### Exercise
Check every line of the data for the word "icon", and copy those that have it.

### Exercise input
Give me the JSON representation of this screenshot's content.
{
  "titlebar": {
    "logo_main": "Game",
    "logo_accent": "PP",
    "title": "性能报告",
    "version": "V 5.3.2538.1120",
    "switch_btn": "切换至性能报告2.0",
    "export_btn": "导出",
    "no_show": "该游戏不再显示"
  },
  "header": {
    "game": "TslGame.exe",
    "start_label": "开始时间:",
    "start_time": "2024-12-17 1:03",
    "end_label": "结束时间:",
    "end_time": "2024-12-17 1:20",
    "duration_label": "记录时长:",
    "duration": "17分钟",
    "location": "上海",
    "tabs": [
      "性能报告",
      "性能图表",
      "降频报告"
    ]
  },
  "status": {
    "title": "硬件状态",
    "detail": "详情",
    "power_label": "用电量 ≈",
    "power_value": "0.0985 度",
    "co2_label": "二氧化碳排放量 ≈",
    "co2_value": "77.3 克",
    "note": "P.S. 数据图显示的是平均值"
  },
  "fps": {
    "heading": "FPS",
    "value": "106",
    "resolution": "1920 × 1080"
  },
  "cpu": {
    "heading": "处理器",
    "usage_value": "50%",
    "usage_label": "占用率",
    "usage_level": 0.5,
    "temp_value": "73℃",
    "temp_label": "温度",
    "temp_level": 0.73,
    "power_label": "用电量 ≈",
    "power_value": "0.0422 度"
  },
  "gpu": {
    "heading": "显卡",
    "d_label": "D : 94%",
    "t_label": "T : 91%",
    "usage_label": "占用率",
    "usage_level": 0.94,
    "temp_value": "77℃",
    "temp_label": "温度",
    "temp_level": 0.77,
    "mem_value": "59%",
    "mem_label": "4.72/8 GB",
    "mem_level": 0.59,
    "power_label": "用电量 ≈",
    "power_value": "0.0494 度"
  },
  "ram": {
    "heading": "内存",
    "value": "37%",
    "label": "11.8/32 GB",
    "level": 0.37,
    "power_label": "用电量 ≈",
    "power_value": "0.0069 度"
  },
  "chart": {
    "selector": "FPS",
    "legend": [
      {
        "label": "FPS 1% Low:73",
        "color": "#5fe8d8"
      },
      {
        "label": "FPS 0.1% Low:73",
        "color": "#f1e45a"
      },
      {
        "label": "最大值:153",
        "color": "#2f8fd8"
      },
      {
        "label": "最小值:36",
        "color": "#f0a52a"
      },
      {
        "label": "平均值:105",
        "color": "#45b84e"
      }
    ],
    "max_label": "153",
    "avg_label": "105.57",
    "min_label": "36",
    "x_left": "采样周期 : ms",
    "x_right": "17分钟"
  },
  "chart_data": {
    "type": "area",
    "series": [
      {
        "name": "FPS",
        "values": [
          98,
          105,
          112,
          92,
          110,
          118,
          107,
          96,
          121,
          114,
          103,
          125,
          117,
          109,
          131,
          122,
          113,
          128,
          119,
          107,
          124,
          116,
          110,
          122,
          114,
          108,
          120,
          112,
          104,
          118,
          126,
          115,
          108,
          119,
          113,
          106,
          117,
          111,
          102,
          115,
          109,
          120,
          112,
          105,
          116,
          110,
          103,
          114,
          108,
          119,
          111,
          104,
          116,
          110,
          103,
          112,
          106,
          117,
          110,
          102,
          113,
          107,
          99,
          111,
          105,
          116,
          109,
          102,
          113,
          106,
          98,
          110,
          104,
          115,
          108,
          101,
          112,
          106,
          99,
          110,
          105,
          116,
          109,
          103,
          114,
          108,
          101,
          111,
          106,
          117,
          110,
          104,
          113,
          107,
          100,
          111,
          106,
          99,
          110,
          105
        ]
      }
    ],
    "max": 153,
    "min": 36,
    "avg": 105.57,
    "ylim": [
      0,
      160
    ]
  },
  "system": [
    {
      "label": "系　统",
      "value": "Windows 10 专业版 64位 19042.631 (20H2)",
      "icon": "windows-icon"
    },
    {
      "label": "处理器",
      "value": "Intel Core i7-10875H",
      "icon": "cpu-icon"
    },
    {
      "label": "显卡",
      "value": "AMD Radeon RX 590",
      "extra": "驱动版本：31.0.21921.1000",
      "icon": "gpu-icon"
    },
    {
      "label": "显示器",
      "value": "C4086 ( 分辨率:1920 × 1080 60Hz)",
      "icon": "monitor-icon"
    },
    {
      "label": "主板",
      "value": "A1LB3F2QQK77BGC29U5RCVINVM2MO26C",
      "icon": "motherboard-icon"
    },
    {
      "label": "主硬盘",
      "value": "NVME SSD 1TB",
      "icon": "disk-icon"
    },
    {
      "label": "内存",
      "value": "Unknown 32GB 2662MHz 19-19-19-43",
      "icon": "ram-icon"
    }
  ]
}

### Answer space
      "icon": "windows-icon"
      "icon": "cpu-icon"
      "icon": "gpu-icon"
      "icon": "monitor-icon"
      "icon": "motherboard-icon"
      "icon": "disk-icon"
      "icon": "ram-icon"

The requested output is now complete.